This is the essence of art and beauty: Unbounded chaos is messy, even ugly. Bounded, perfect symmetry is dull. In beauty, the two combine in ways that mesmerize the human imagination, pointing higher and yet higher to that which transcends chaos and symmetry, the finite and the infinite, being and not being. To create art is to point beyond the bounds of reason at that which can neither be envisioned nor known.

The Universe As an Instrument

Now apply that to the Maker of All Things, who plays His music upon this universe He has crafted. He Himself is beyond being, so that the highest consciousness is nothing more than an emanation of His light, without substance, incapable of penetrating the mystery of its Origin.

So this Master Musician embraces a vacuous, finite space-time-consciousness, establishing within it a set order, bounds, parameters and rules. Creatures of many discrete sizes and shapes, which are assigned behaviors that cannot be crossed. This will be His instrument, His palette, the stage for His art. But it is not yet His music.

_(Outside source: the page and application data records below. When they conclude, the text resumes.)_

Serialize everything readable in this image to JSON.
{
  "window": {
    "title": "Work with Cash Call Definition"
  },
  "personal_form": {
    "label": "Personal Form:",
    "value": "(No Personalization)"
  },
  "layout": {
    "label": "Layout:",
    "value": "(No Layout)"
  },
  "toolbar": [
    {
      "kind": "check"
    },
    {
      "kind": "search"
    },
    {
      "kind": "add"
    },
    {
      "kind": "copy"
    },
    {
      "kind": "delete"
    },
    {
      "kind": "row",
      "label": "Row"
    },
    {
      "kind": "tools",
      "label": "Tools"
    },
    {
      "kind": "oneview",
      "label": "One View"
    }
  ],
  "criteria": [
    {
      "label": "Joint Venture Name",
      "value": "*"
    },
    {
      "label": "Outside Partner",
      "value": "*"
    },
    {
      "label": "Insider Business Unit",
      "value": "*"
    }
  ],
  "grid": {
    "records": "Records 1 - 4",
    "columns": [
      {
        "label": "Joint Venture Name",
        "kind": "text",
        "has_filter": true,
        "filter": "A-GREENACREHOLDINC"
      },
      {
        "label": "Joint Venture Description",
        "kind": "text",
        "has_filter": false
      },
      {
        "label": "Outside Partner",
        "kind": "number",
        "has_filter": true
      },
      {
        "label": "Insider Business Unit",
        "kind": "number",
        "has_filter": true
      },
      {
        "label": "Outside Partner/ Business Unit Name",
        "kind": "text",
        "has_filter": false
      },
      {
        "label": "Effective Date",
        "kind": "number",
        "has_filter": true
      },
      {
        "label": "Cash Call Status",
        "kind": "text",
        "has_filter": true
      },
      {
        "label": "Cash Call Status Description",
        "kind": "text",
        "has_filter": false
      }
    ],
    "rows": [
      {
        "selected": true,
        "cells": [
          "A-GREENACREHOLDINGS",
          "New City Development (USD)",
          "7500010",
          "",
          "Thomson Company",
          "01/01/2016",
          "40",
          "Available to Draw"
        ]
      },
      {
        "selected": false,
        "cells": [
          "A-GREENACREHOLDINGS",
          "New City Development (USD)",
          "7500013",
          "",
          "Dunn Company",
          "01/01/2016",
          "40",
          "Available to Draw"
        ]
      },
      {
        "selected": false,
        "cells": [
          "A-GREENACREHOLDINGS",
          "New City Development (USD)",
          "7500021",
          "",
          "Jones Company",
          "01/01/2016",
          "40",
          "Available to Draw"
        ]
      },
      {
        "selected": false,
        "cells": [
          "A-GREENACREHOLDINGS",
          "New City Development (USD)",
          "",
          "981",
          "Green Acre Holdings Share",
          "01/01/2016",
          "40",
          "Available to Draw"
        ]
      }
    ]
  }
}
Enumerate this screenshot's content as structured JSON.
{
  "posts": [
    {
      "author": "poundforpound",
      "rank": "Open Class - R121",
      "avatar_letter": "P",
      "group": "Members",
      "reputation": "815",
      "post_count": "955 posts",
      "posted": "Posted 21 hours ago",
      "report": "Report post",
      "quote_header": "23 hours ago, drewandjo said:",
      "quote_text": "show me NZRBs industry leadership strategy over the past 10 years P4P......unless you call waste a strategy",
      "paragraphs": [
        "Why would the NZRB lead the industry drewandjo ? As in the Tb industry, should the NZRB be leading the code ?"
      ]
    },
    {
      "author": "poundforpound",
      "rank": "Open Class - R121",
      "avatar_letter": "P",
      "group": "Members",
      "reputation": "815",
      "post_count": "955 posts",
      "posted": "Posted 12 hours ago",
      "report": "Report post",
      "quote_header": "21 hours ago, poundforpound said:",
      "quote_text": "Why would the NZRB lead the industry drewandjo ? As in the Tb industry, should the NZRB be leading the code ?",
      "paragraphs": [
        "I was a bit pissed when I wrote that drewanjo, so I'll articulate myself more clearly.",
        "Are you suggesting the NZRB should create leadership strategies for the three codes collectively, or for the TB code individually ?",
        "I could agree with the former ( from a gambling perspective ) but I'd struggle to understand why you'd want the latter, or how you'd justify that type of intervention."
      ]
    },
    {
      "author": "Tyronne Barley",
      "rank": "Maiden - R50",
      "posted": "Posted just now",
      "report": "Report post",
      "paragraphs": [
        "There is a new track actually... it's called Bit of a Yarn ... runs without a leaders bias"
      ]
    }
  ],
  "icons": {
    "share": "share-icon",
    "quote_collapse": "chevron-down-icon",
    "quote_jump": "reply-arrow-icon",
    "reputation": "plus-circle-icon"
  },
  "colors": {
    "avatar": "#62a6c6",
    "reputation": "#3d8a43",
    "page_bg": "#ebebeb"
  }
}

His music, His great art, occurs at that point of rupture when Creator and creation meet in utter war and love and struggle and resolution and dissonance, and all the impossibilities of an Infinite G‑d within a finite world.

That is a miracle: When He appears in your world in a mode by which He is speaking to you neither from the heavens above nor from your own soul within, in an experience which can be called neither spiritual nor truly physical, in which He is neither a presence nor an absence. Rather, at the intersection of all these opposites and more, the impossible unfolds. And G‑d is found in the impossible.

When is this symphony, this masterpiece of art, in its most exquisite form?

If an open miracle should occur, the instruments are barely extant—they are ignored as fictions, their limitations temporarily discarded. It is in the hidden miracle, clothed within the guise of nature, that you and your Creator come into true interaction, He as the musician, you and your world as the instrument; He as the artist, the nature of your world as His palette; He as a poet, your daily life as the meter and rhyme.

Systems do not answer prayers. Systems do not care to reward good deeds or accept your remorse over the past. This is not “the universe” responding, but the unbounded Master of All Things. You have escaped the universe.

You have escaped the universe, the system, all bounds and limitations, but you are still within them all. For it is no longer a system. It is a divine song.6